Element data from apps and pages
-.-.-
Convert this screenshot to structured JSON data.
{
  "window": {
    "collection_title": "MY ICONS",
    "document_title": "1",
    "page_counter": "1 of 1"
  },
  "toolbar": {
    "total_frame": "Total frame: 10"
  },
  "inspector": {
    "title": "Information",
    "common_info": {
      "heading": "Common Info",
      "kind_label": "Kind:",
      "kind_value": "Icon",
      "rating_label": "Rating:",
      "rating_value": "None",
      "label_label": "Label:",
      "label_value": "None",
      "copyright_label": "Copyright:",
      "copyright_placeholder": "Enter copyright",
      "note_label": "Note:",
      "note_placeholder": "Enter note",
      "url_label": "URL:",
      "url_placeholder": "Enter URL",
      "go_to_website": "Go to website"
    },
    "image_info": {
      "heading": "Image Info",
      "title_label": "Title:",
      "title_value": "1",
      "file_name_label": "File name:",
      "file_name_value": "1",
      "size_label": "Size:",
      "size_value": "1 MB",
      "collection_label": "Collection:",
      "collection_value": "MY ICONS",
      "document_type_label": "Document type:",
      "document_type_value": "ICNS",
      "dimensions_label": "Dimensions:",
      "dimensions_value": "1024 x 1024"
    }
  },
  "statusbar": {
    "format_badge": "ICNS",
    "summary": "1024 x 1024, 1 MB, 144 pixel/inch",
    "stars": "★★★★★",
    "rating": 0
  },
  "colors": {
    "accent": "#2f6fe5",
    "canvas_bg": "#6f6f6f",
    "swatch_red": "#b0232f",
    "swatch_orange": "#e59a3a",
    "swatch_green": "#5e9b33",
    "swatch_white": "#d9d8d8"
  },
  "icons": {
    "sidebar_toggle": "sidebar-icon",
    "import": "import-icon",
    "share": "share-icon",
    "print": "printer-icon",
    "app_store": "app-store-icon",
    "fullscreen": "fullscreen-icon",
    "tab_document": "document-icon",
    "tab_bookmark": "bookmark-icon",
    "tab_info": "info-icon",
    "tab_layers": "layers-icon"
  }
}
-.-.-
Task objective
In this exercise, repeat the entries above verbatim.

Exercise result
Convert this screenshot to structured JSON data.
{
  "window": {
    "collection_title": "MY ICONS",
    "document_title": "1",
    "page_counter": "1 of 1"
  },
  "toolbar": {
    "total_frame": "Total frame: 10"
  },
  "inspector": {
    "title": "Information",
    "common_info": {
      "heading": "Common Info",
      "kind_label": "Kind:",
      "kind_value": "Icon",
      "rating_label": "Rating:",
      "rating_value": "None",
      "label_label": "Label:",
      "label_value": "None",
      "copyright_label": "Copyright:",
      "copyright_placeholder": "Enter copyright",
      "note_label": "Note:",
      "note_placeholder": "Enter note",
      "url_label": "URL:",
      "url_placeholder": "Enter URL",
      "go_to_website": "Go to website"
    },
    "image_info": {
      "heading": "Image Info",
      "title_label": "Title:",
      "title_value": "1",
      "file_name_label": "File name:",
      "file_name_value": "1",
      "size_label": "Size:",
      "size_value": "1 MB",
      "collection_label": "Collection:",
      "collection_value": "MY ICONS",
      "document_type_label": "Document type:",
      "document_type_value": "ICNS",
      "dimensions_label": "Dimensions:",
      "dimensions_value": "1024 x 1024"
    }
  },
  "statusbar": {
    "format_badge": "ICNS",
    "summary": "1024 x 1024, 1 MB, 144 pixel/inch",
    "stars": "★★★★★",
    "rating": 0
  },
  "colors": {
    "accent": "#2f6fe5",
    "canvas_bg": "#6f6f6f",
    "swatch_red": "#b0232f",
    "swatch_orange": "#e59a3a",
    "swatch_green": "#5e9b33",
    "swatch_white": "#d9d8d8"
  },
  "icons": {
    "sidebar_toggle": "sidebar-icon",
    "import": "import-icon",
    "share": "share-icon",
    "print": "printer-icon",
    "app_store": "app-store-icon",
    "fullscreen": "fullscreen-icon",
    "tab_document": "document-icon",
    "tab_bookmark": "bookmark-icon",
    "tab_info": "info-icon",
    "tab_layers": "layers-icon"
  }
}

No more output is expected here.